The procession unambiguously validated Jiang's position at the pinnacle of China's politics, and he has worked assiduously to make sure his influence will be felt throughout the next leadership, which will be unveiled publicly on Thursday.
"He's still very much the power behind the throne," said Hong Kong-based China expert Willy Lam, who has written a book on Jiang.
As China undergoes its current leadership transition, Jiang has emerged as a critical power broker whose behind-the-scenes influence brings fresh uncertainty, and could hobble the new ruling elite's attempts to pursue reforms.
Part of the motivation for his deep involvement in China's imminent leadership transition, party insiders said, is personal. He wants to make sure his two sons, both of whom are successful businessmen, are protected at a time of enhanced scrutiny of the wealth accummlated by the families of the country's top leadership.

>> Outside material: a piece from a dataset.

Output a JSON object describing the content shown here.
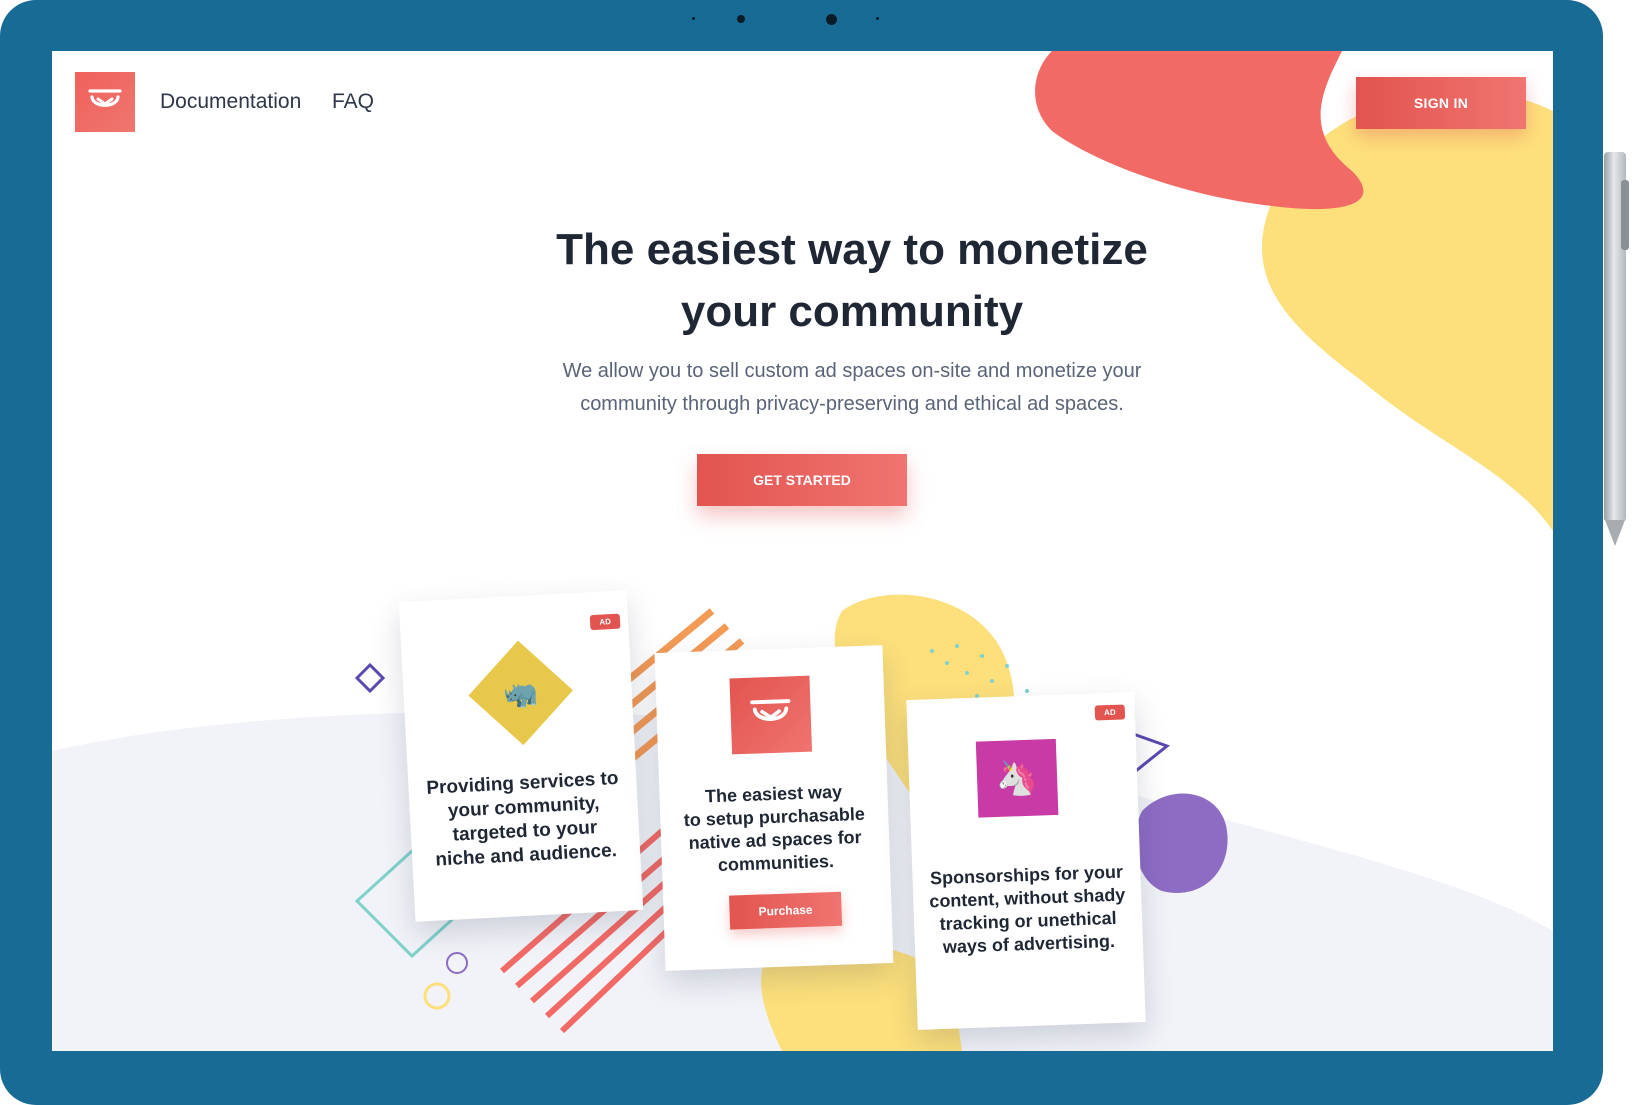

Details of Jiang's backroom dealings also reveal, sources said, his complicated relationship with Hu. They are not all-out rivals, but neither are they firm poltical allies.
Earlier this year, Jiang was instrumental in the demotion of Ling Jihua, one of Hu's closest allies, after reports that Ling's son was killed in a car crash involving a luxury sports car in March, sources said.
"Jiang asked Hu whether Ling Jihua was still fit to be director of the (party Central Committee's) General Office after the accident," one source told Reuters, referring to the key role overseeing logistics and liaising with senior leaders.
"Ling Jihua was demoted after that."
Jiang has immersed himself in high level politics with renewed and surprising vigour this year after several relatively quiet years since the previous party congress in 2007.
Last year, rumours swirled that he was seriously ill, and a Hong Kong television station reported that he had died.
In recent months his public appearances have been select but poignant, including a Johann Strauss musical performance at Beijing's National theatre in September. Overall, in the past year, there have been more public Jiang sightings than at any point since his retirement.